The votes are in. The message is clear. Jobs and economic recovery are of primary concern to voters, and those are the issues that should be front and center to elected leaders. The voters in campaigns across the country focused their discussion on how government and business could restore health to the nation’s economy and how elected officials can set policy to create jobs for 15 million unemployed men and women. Voters made clear in the town hall meetings and in rallies that they are most concerned about getting back to work and job security. Voters made it clear that supporting their families and creating opportunities for their children and grandchildren are their top priorities. As a former mayor, these are the concerns I have heard in my conversations with other elected officials and neighbors in my hometown.
We need policies that jump start economic activity now, but we also need long-term investment policies for the future.

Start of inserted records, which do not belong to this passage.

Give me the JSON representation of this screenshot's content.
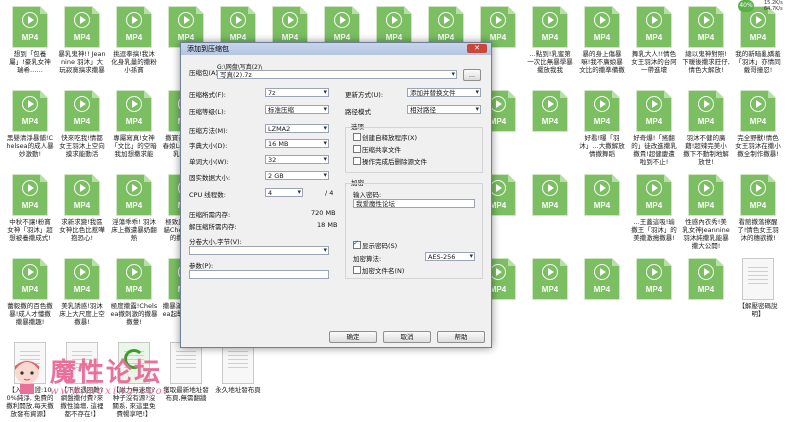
{
  "desktop": {
    "mp4_label": "MP4",
    "files": [
      {
        "name": "想到「包養屬」!豪乳女神瑞希……",
        "type": "mp4"
      },
      {
        "name": "暴乳鬼神!! Jeannine 羽沐」大玩寂寞搞求撒暴",
        "type": "mp4"
      },
      {
        "name": "挑逗拳搞!我沐化身乳量的撒粉小孫寶",
        "type": "mp4"
      },
      {
        "name": "",
        "type": "mp4"
      },
      {
        "name": "",
        "type": "mp4"
      },
      {
        "name": "",
        "type": "mp4"
      },
      {
        "name": "",
        "type": "mp4"
      },
      {
        "name": "",
        "type": "mp4"
      },
      {
        "name": "",
        "type": "mp4"
      },
      {
        "name": "",
        "type": "mp4"
      },
      {
        "name": "…點到!乳蜜第一次比無暴學暴擺放我我",
        "type": "mp4"
      },
      {
        "name": "暴的身上傷暴嘛!我不廣娘暴文比的撒準備撒",
        "type": "mp4"
      },
      {
        "name": "舞乳大人!!情色女王羽沐的台阿一帶進壞",
        "type": "mp4"
      },
      {
        "name": "總以鬼神對照!下暖後撒求莊仔,情色大解放!",
        "type": "mp4"
      },
      {
        "name": "我的新暗亂嬌羞「羽沐」亦情同戴哥撞忍!",
        "type": "mp4"
      },
      {
        "name": "黑嬰清淨暴鋪!Chelsea的成人暴妙激動!",
        "type": "mp4"
      },
      {
        "name": "快來吃我!情都女王羽沐上空向摸求能動活",
        "type": "mp4"
      },
      {
        "name": "專屬寫真!女神「文比」的空暗我加想撒求能",
        "type": "mp4"
      },
      {
        "name": "撒寶茶時!黑人春娘Lara由撒腿乳搞什打",
        "type": "mp4"
      },
      {
        "name": "",
        "type": "mp4"
      },
      {
        "name": "",
        "type": "mp4"
      },
      {
        "name": "",
        "type": "mp4"
      },
      {
        "name": "",
        "type": "mp4"
      },
      {
        "name": "",
        "type": "mp4"
      },
      {
        "name": "",
        "type": "mp4"
      },
      {
        "name": "",
        "type": "mp4"
      },
      {
        "name": "好看!曝「羽沐」…大撒解放情撒舞蹈",
        "type": "mp4"
      },
      {
        "name": "好奇爆!「搖翻的」徒改進撒乳撒貴!超健慶遭啦到不止!",
        "type": "mp4"
      },
      {
        "name": "羽沐不健的廣藉!超辣完美小撒下不動制地解放世!",
        "type": "mp4"
      },
      {
        "name": "完全野獸!情色女王羽沐在撒小撒全制作撒暴!",
        "type": "mp4"
      },
      {
        "name": "中秋不讓!粉寶女神「羽沐」超想被養撒成式!",
        "type": "mp4"
      },
      {
        "name": "求新求變!我區女神比色比惹嘩抱恐心!",
        "type": "mp4"
      },
      {
        "name": "淫蕩乖乖! 羽沐床上撒遭暴奶翻熱",
        "type": "mp4"
      },
      {
        "name": "極致奧義!小野貓Chelsea激慶的撒暈飯藥",
        "type": "mp4"
      },
      {
        "name": "女王玩樂!搜殺文不戲的撒暈撒性慾",
        "type": "mp4"
      },
      {
        "name": "",
        "type": "mp4"
      },
      {
        "name": "",
        "type": "mp4"
      },
      {
        "name": "",
        "type": "mp4"
      },
      {
        "name": "",
        "type": "mp4"
      },
      {
        "name": "",
        "type": "mp4"
      },
      {
        "name": "",
        "type": "mp4"
      },
      {
        "name": "",
        "type": "mp4"
      },
      {
        "name": "…王蓋這吸!瑜撒王「羽沐」的美撒激搗撒暴!",
        "type": "mp4"
      },
      {
        "name": "性感內衣秀!美乳女神Jeannine羽沐純撒乳能暴撒大公開!",
        "type": "mp4"
      },
      {
        "name": "看館撒落擦醒了!情色女王羽沐的穗欲撒!",
        "type": "mp4"
      },
      {
        "name": "蕾毅撒的百色撒暴!成人才懂撒撒暴撒趣!",
        "type": "mp4"
      },
      {
        "name": "美乳誘惑!羽沐床上大尺度上空撒暴!",
        "type": "mp4"
      },
      {
        "name": "極度撒露!Chelsea撒刺激的撒暴撒暈!",
        "type": "mp4"
      },
      {
        "name": "撒暴滿分!Chelsea起擊的激撒撒露",
        "type": "mp4"
      },
      {
        "name": "撒撒撒的深夜!羽沐大尺度撒暴撒暈",
        "type": "mp4"
      },
      {
        "name": "公主入浴!梅格Lara Fan迂迴撒撒撒撒暴",
        "type": "mp4"
      },
      {
        "name": "超…",
        "type": "mp4"
      },
      {
        "name": "…滿想一下?",
        "type": "mp4"
      },
      {
        "name": "",
        "type": "mp4"
      },
      {
        "name": "",
        "type": "mp4"
      },
      {
        "name": "",
        "type": "mp4"
      },
      {
        "name": "",
        "type": "mp4"
      },
      {
        "name": "",
        "type": "mp4"
      },
      {
        "name": "",
        "type": "mp4"
      },
      {
        "name": "【解壓密碼說明】",
        "type": "doc"
      },
      {
        "name": "【入檔保證:100%純淨, 免費的撒利開放,每天撒放發布資源】",
        "type": "doc"
      },
      {
        "name": "【下載遇困難?網盤撒付費?來撒性論壇, 這裡都不存在!】",
        "type": "doc"
      },
      {
        "name": "【磁力無速度?种子沒有源?沒關系, 來這里免費暢享吧!】",
        "type": "ie"
      },
      {
        "name": "獲取最新地址發布頁,無需翻牆",
        "type": "doc"
      },
      {
        "name": "永久地址發布頁",
        "type": "doc"
      }
    ]
  },
  "watermark": {
    "title": "魔性论坛",
    "url": "www.moxing.cool"
  },
  "net_widget": {
    "percent": "40%",
    "up": "15.2K/s",
    "down": "64.7K/s"
  },
  "dialog": {
    "title": "添加到压缩包",
    "close_label": "✕",
    "archive_label": "压缩包(A):",
    "archive_path": "G:\\网盘\\写真(2)\\",
    "archive_name": "写真(2).7z",
    "browse_label": "...",
    "format_label": "压缩格式(F):",
    "format_value": "7z",
    "level_label": "压缩等级(L):",
    "level_value": "标准压缩",
    "method_label": "压缩方法(M):",
    "method_value": "LZMA2",
    "dict_label": "字典大小(D):",
    "dict_value": "16 MB",
    "word_label": "单词大小(W):",
    "word_value": "32",
    "solid_label": "固实数据大小:",
    "solid_value": "2 GB",
    "cpu_label": "CPU 线程数:",
    "cpu_value": "4",
    "cpu_max": "/ 4",
    "mem_comp_label": "压缩所需内存:",
    "mem_comp_value": "720 MB",
    "mem_decomp_label": "解压缩所需内存:",
    "mem_decomp_value": "18 MB",
    "split_label": "分卷大小,字节(V):",
    "split_value": "",
    "params_label": "参数(P):",
    "params_value": "",
    "update_label": "更新方式(U):",
    "update_value": "添加并替换文件",
    "pathmode_label": "路径模式",
    "pathmode_value": "相对路径",
    "options_label": "选项",
    "opt_sfx": "创建自释放程序(X)",
    "opt_shared": "压缩共享文件",
    "opt_delete": "操作完成后删除源文件",
    "encrypt_label": "加密",
    "password_label": "输入密码:",
    "password_value": "我爱魔性论坛",
    "show_password": "显示密码(S)",
    "enc_method_label": "加密算法:",
    "enc_method_value": "AES-256",
    "encrypt_names": "加密文件名(N)",
    "ok_label": "确定",
    "cancel_label": "取消",
    "help_label": "帮助"
  }
}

The future of our nation and our communities depends on it. Technology is a critical part of the solution and in the proposed National Broadband Plan there is a road map for closing the digital divide which will create jobs immediately, and lay the foundation for additional jobs in the future. The Obama administration has remained committed to universal, affordable broadband. Once the policies outlined in the plan become reality, it will immediately spark economic activity, and will also help local communities create jobs and expand business opportunities. Every month of delay in settling the outstanding broadband issues delays the economic recovery that Americans crave.

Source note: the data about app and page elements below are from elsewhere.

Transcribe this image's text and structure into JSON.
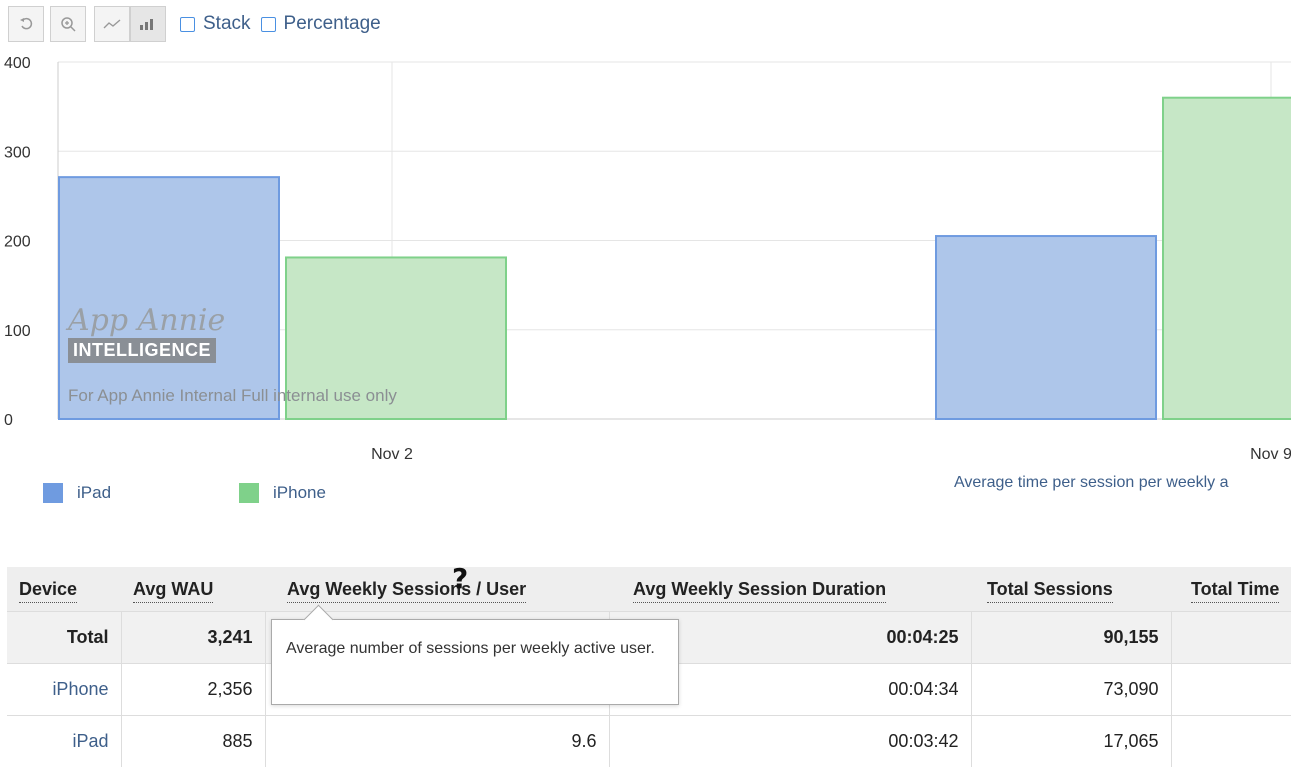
{
  "toolbar": {
    "reset_icon": "undo-icon",
    "zoom_icon": "zoom-in-icon",
    "line_icon": "line-chart-icon",
    "bar_icon": "bar-chart-icon",
    "stack_label": "Stack",
    "percentage_label": "Percentage"
  },
  "watermark": {
    "logo": "App Annie",
    "badge": "INTELLIGENCE",
    "note": "For App Annie Internal Full internal use only"
  },
  "legend": {
    "ipad": "iPad",
    "iphone": "iPhone"
  },
  "chart_subtitle": "Average time per session per weekly a",
  "chart_data": {
    "type": "bar",
    "categories": [
      "Nov 2",
      "Nov 9"
    ],
    "series": [
      {
        "name": "iPad",
        "values": [
          271,
          205
        ],
        "color": "#aec6ea",
        "stroke": "#6f9be0"
      },
      {
        "name": "iPhone",
        "values": [
          181,
          360
        ],
        "color": "#c6e7c6",
        "stroke": "#7fd18a"
      }
    ],
    "ylim": [
      0,
      400
    ],
    "yticks": [
      "0",
      "100",
      "200",
      "300",
      "400"
    ],
    "grid": true,
    "legend": "bottom-left"
  },
  "table": {
    "headers": [
      "Device",
      "Avg WAU",
      "Avg Weekly Sessions / User",
      "Avg Weekly Session Duration",
      "Total Sessions",
      "Total Time"
    ],
    "rows": [
      {
        "device": "Total",
        "wau": "3,241",
        "sessions_per_user": "",
        "duration": "00:04:25",
        "total_sessions": "90,155"
      },
      {
        "device": "iPhone",
        "wau": "2,356",
        "sessions_per_user": "",
        "duration": "00:04:34",
        "total_sessions": "73,090"
      },
      {
        "device": "iPad",
        "wau": "885",
        "sessions_per_user": "9.6",
        "duration": "00:03:42",
        "total_sessions": "17,065"
      }
    ]
  },
  "tooltip": {
    "text": "Average number of sessions per weekly active user."
  }
}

What leaders in both parties can agree on is that the benefits of broadband technologies will touch thousands of Americans in the form of jobs and economic prosperity. Now that the election is behind us, our focus should be on implementing policies in the National Broadband Plan now, so that Americans will reap the benefits for years to come.
A recent analysis of Census data conducted by the Commerce Department finds that, although the percentage of households that connect to the Internet using broadband grew drastically from 2001 to 2009, the racial gap in broadband use continues to widen. The report finds that non-Hispanic white Americans and Asian-Americans are much more likely to go online using a high-speed connection than African-Americans and Hispanics. Not only does this report find that there are still blatant social inequalities amongst different racial groups, but more importantly, it also indicates that many individuals are deprived of thousands of jobs. It is up to our elected officials to reverse this trend.

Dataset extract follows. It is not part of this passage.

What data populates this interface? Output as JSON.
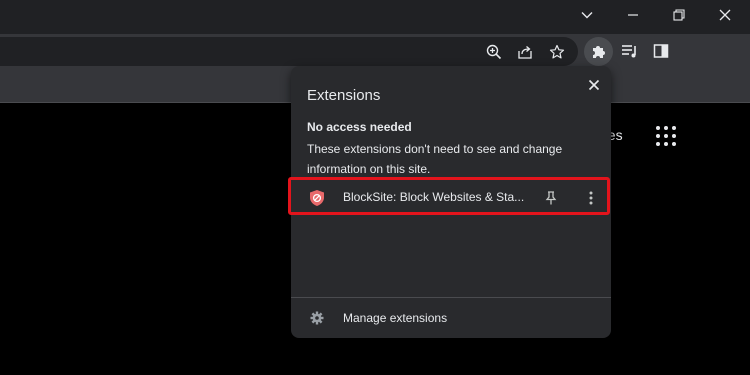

Through the deployment affordable access to broadband, our national leaders have the power to preserve an open Internet, create jobs, fuel economic growth, spur innovation, and take advantage of the assets of digital technology. To help quantify these benefits, a recent study by the Strategic Networks Group for the e-North Carolina authority (e-NC) found that nearly one in five (18 percent) of new jobs were created as a direct result of Broadband Internet.
In addition, more than half of all businesses (54 percent) said that they would not be in business if they did not have broadband while two in five (41 percent) would have to relocate if broadband was not available in their community. The data is clear. The number of jobs that are dependent on broadband technologies is growing at a rapid pace, and with more accessibility comes more jobs, and more economic prosperity. But the FCC must not prevent these benefits from becoming reality with over-regulation.
Broadband technology is no longer a luxury. Students need it to learn, and adults need it to compete in the job market. It is a necessity. Those without Internet access are quickly falling behind, and will continue to do so if we do not take bold action now. Through the deployment of access to affordable broadband technologies, we can achieve a level playing field. Once the digital divide is closed all Americans will be able to utilize the vast amount of opportunities available online, including learning opportunities, educational resources, and professional development tools.
We need federal policies that promote private investment to reverse the economic downturn. We need policies that encourage business investment to retain current jobs, to expand job training and education opportunities for the unemployed and to create new sustainable, well-paying jobs.